While this means investing a bit of extra time upfront, you'll soon reap the benefits of having someone else tackle tasks that are constantly eating up your time.

Go further: Don't go for the cheapest support you can find. Ideally, you want to delegate to people who are confident working on their own and who can make decisions without constantly double-checking with you.

5. Leveraging the Right Tools

It pays to use the best tools for the job. Some of my favorites are:

  • Hootsuite: manage different social network accounts from one location
  • Buffer: schedule social network updates in advance
  • Feedly: get blog updates, news and RSS feeds all in one place
  • Asana: organize tasks and conversations within your team
  • Slack: bring together emails, chat, files, and more
  • Basecamp: online project management for businesses of all sizes
  • Dropbox: store files in the Cloud and access them easily on your computers
  • LastPass: never struggle to remember (or recover) a password again

6. Eliminating

Two huge productivity killers are interruptions (caused by others) and distractions (caused by you). If you're going to be successful as an entrepreneur, you need to work to eliminate as many of these as possible.

While each interruption may only take up a few minutes of your time, they'll often knock you out of the flow of your work, especially if you're busy with something that requires a lot of concentration. You may not be able to eliminate every interruption, but you can certainly get rid of some. For instance, turn off your phone notifications and only check emails at certain intervals. When it comes to distractions, you may want to use a browser plugin like StayFocusd to block time-wasting websites if you find yourself struggling to stay on task.

Go further: To cut down on interruptions, help your colleagues understand that you're unavailable at certain times with visual cues, like wearing headphones or closing your office door.

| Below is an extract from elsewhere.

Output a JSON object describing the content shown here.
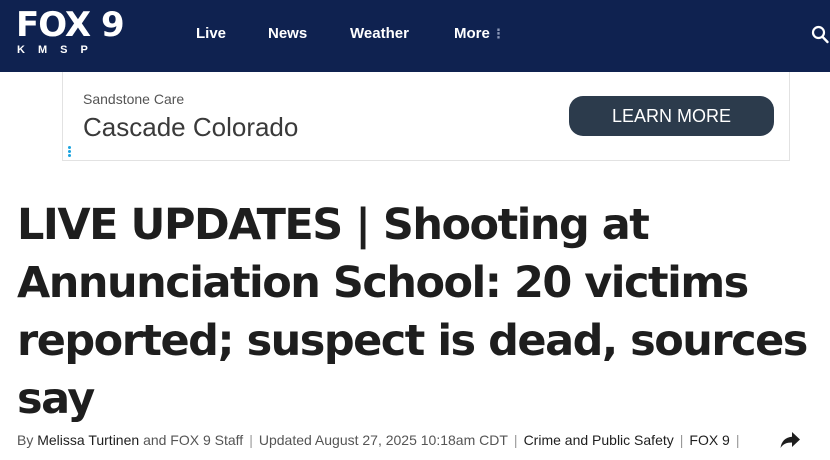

One final tip: Don't feel that you have to make all of these improvements at once. Often, it's better to get one new way of working firmly established before adding new ones. If you spend two weeks on each of these tips, making it a real habit, you could easily be twice as productive within three months.